Marie-Françoise-Thérèse Martin was born in Alençon, in France, on 2 January 1873. Her mother, who already had breast cancer, died when Thérèse was four, and the family moved to Lisieux. Thérèse became a nun at the Carmelite convent there at the age of 15, after a long battle against the superior, who insisted that 16, or even 21, would be a more sensible age. She died of tuberculosis at the age of 24. In 1895 Mother Agnès of Jesus, the prioress, had commanded Thérèse to write her memoirs. Writing “not to produce a literary work, but under obedience,” Thérèse took a year to fill six exercise books. She presented them to the prioress, who put them in a drawer unread. A year after Thérèse’s death, the memoirs were published in a small edition of 2,000: the first spark that ignited a “storm of glory” that swept the world. Miracles started to happen: conversions, cures, even apparitions. “We must lose no time in crowning the little saint with glory,” said the Prefect of the Congregation of Rites, “if we do not want the voice of the people to anticipate us.” The beatification process opened thirteen years after Thérèse’s death. She was canonized in 1925, the Pope having suspended the rule that forbids canonization less than 50 years after someone’s death. 100 years after Thérèse’s death, Pope John Paul II declared her a Doctor of the Church, joining St Catherine of Siena and St Teresa of Ávila.The Story of a Soul is still in print in most languages. Thérèse’s “Little Way” means taking God at his word and letting his love for us wash away our sins and imperfections. When a priest told her that her falling asleep during prayer was due to a want of fervour and fidelity and she should be desolate over it, she wrote “I am not desolate. I remember that little children are just as pleasing to their parents when they are asleep as when they are awake.”We can’t all hug lepers or go off and become missionaries and martyrs. But we all do have daily opportunities of grace. Some of them may be too small to see, but the more we love God, the more we will see them. If we can’t advance to Heaven in giant strides, we can do it in tiny little steps. Our weakness is no excuse for mediocrity.

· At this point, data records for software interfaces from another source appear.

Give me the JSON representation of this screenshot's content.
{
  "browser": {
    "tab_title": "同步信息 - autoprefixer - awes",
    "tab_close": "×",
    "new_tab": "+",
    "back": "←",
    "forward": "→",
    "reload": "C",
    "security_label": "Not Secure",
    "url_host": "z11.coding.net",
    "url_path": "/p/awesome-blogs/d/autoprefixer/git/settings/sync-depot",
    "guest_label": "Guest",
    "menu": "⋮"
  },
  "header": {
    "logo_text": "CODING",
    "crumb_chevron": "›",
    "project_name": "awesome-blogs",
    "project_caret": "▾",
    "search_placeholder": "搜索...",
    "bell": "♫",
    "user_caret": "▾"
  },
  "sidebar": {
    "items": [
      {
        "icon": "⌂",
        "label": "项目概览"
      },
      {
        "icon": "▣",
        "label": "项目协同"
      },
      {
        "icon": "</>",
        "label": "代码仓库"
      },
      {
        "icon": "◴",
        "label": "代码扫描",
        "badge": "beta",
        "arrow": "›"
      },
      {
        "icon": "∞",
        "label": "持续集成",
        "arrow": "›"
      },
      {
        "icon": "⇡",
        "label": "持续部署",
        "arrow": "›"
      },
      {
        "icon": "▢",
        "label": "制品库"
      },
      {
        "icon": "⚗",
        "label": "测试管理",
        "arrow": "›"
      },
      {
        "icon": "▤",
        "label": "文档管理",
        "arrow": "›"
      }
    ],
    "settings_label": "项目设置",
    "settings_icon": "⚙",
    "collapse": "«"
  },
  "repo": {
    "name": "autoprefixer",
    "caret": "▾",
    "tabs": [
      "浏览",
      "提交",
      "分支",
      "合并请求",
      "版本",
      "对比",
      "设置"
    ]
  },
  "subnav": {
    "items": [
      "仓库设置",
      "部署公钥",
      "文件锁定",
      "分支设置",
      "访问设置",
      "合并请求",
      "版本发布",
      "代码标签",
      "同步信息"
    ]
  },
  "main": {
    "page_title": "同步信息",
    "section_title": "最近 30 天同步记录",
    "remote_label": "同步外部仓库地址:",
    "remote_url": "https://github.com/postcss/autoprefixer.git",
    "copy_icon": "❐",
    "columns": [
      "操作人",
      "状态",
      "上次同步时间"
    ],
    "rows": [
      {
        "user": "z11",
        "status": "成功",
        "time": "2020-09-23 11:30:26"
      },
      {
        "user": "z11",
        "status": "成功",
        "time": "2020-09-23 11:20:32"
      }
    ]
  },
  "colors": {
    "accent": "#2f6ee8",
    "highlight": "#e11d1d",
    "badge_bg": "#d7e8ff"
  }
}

St Thomas More
St Thomas More (1477 – 1535)
He was born in London, the son of a judge, and himself became an eminent lawyer. He married twice, and had four children. He was a humanist and a reformer, and his book, Utopia, depicting a society regulated by the natural virtues, is still read today.Thomas More was a close friend of King Henry VIII. As a judge, he was famous for his incorruptibility and impartiality, and he was made Lord Chancellor – the highest legal position in England – in 1529.When Henry VIII demanded a divorce from Catherine of Aragon, Thomas More opposed him. He resigned the chancellorship in 1532 and retired from public life; but he could not retire from his reputation, and so it was demanded that he take an oath to support the Act of Succession, which effectively repudiated papal religious authority. He refused, and was imprisoned in the Tower of London. After the execution of John Fisher, he was tried on the charge of high treason for denying the King’s supreme headship of the Church, found guilty, and sentenced to death. He went to his execution, on 6 July 1535, with a clear conscience and a light heart; he told the spectators that he was still “the king’s good servant – but God’s first,” and carefully adjusted his beard before he was beheaded.He wrote a number of devotional works, some of the best of them while in prison awaiting trial. He fought his fight without acrimony, telling his judges that he wished that “we may yet hereafter in Heaven merrily all meet together to everlasting salvation.”
St Hugh of Lincoln
St Hugh of Lincoln (1140 – 1200)
He was born near Grenoble in France and entered the Carthusian monastery of La Grande Chartreuse at the age of 25. In 1175 he was asked by King Henry II of England to become prior of a Carthusian house in England, and a decade later he was appointed bishop of Lincoln, a post which he accepted only when directly commanded to do so by the prior of La Grande Chartreuse. His diocese was the largest in England, and he spent the rest of his life in ceaseless work there. He delegated much authority. He was a friend (and critic) of successive kings, but also worked with his own hands on the extension of his cathedral. He gained a great reputation for justice, the care of the sick, and the support of the oppressed: he risked his life to help the Jewish community. He died in London on 16 November 1200 and was declared a saint in 1220, the first Carthusian to be canonized.